In most situations we encourage clients to hire an investigator to find new evidence.  We then take the results of the investigation and decide whether there are grounds to file a habeas petition.  If yes, we begin preparing several documents:  (1) the habeas petition, which sets forth the factual and legal bases in a “bare bones” fashion; (2) a memorandum of points and authorities, which expands on the legal arguments; and (3) the supporting exhibits, which includes all documents supporting the petition.  The supporting exhibits might be documents from inside and outside the record.  They could be police records; statements and/or declarations of witnesses; lab results; photos.

We will then file these documents in the Superior Court in which the defendant was convicted.  This is generally what happens next:

–       The court has 60 days to either deny the petition outright, or order the DA to respond to the habeas petition.

–       After the DA files its response the court can deny the habeas petition, or schedule an evidentiary hearing so that both sides can present their case (like a mini-trial).

–       If an evidentiary hearing takes place, the court can deny the petition or – if the defendant convinces the judge that his or her rights were violated — order some type of relief for the defendant.  This could include release, a new trial, a partial new trial, a sentence reduction, etc.  New trial is the most common remedy.

If the Superior Court denies the habeas petition you can then file it in the State Court of Appeal, then the State Supreme Court.  If it involves violations of the U.S. Constitution, a defendant can then file the petition in Federal District Court, then the Federal Court of Appeals, then the United States Supreme Court.  This process can take three to five years.
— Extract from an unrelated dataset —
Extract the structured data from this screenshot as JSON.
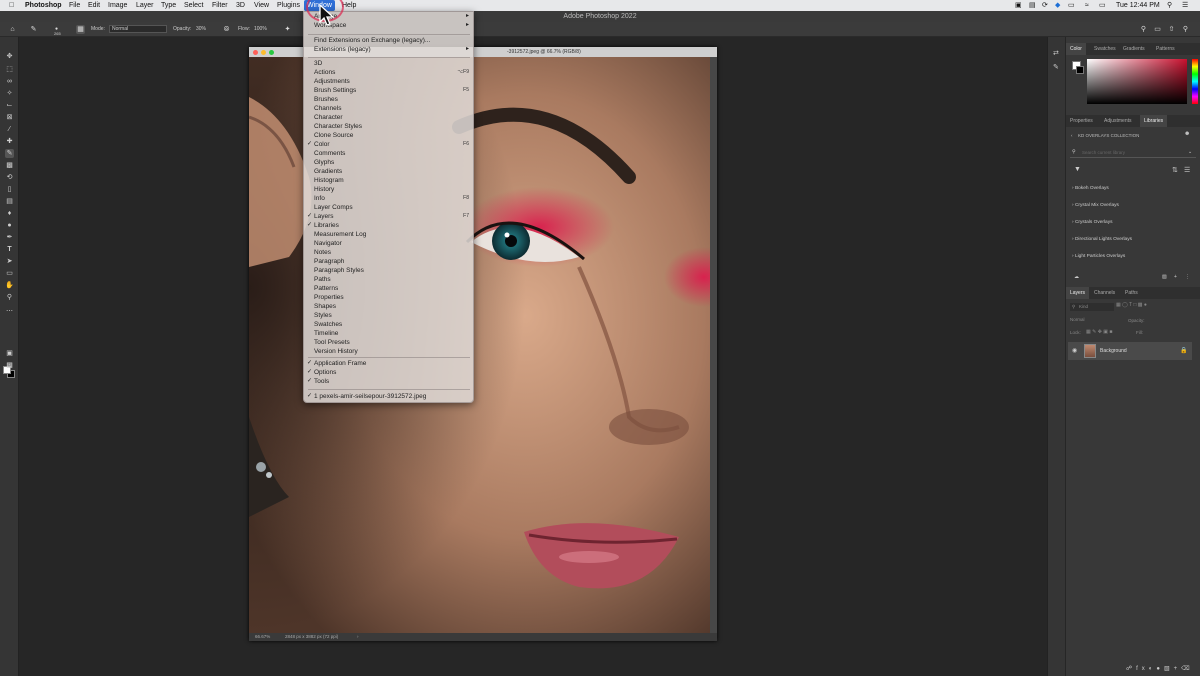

You can start working on a habeas petition right away or wait until the appeal is concluded.  However, no matter what you decide, we recommend you hire an investigator to begin looking for evidence that may support a habeas petition.  This is especially important because memories fade and people move locations as time passes.

Palmer Investigative Services has provided assistance in locating evidence of:

  • Prosecutorial misconduct
  • False testimony by police officers
  • Falsification of evidence by police and crime labs
  • False confessions
  • Juror misconduct
  • Judicial error and misconduct
  • Ineffective assistance of counsel
  • Many other issues of interest in Habeas cases